Comparing Probabilistic and Fuzzy Set Approaches for Designing in the Presence of Uncertainty
Probabilistic models and fuzzy set models describe different aspects of uncertainty. Probabilistic models primarily describe random variability in parameters. In engineering system safety, examples are variability in material properties, geometrical dimensions, or wind loads. In contrast, fuzzy set models of uncertainty primarily describe vagueness, such as vagueness in the definition of safety.
When there is only limited information about variability, it is possible to use probabilistic models by making suitable assumptions on the statistics of the variability. However, it has been repeatedly shown that this can entail serious errors. Fuzzy set models, which require little data, appear to be well suited to use with designing for uncertainty, when little is known about the uncertainty. Several studies have compared fuzzy set and probabilistic methods in analysis of safety of systems under uncertainty. However, no study has compared the two approaches systematically as a function of the amount of available information. Such a comparison, in the context of design against failure, is the objective of this dissertation.
First, the theoretical foundations of probability and possibility theories are compared. We show that a major difference between probability and possibility is in the axioms about the union of events. Because of this difference, probability and possibility calculi are fundamentally different and one cannot simulate possibility calculus using probabilistic models. We also show that possibility-based methods tend to be more conservative than probability-based methods in systems that fail only if many unfavorable events occur simultaneously.

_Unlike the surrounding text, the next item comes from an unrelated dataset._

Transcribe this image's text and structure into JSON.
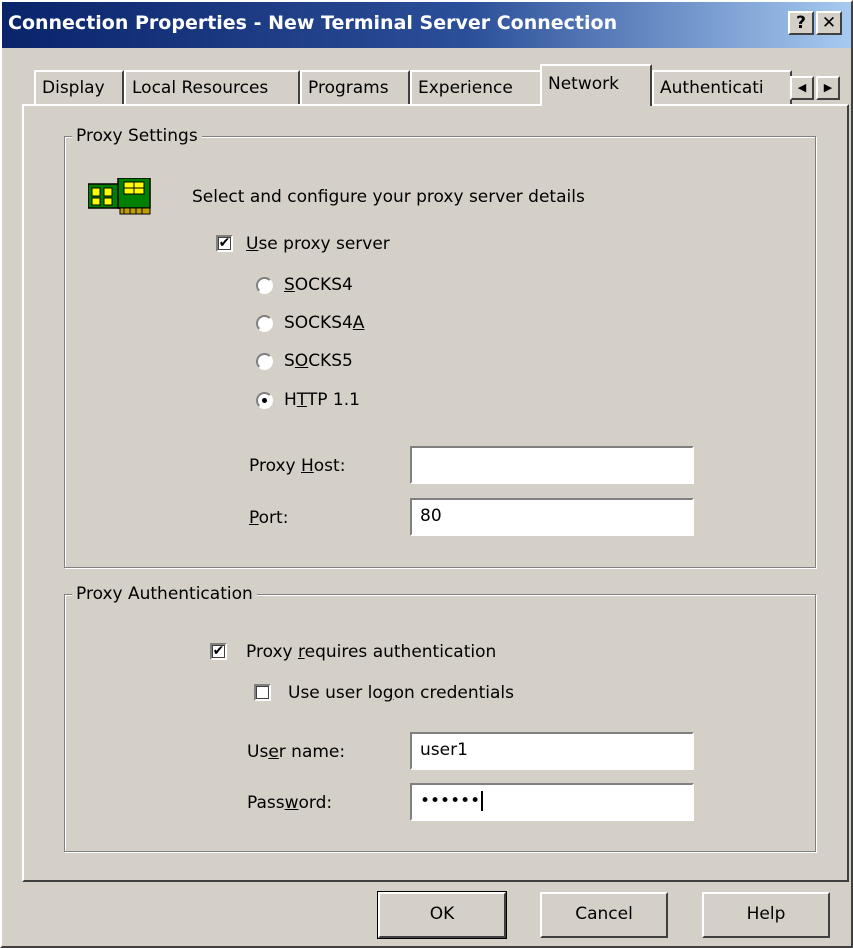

Based on these theoretical observations, two design problems are formulated to demonstrate the strength and weakness of probabilistic and fuzzy set methods. We consider the design of tuned damper system and the design and construction of domino stacks. These problems contain narrow failure zones in their uncertain variables and are tailored to demonstrate the pitfalls of probabilistic methods when little information is available for uncertain variables.
Using these design problems we demonstrate that probabilistic methods are better than possibility-based methods if sufficient information is available. Just as importantly, we show possibility-based methods can be better if little information is available. Our conclusion is that when there is little information available about uncertainties, a hybrid method should be used to ensure a safe design.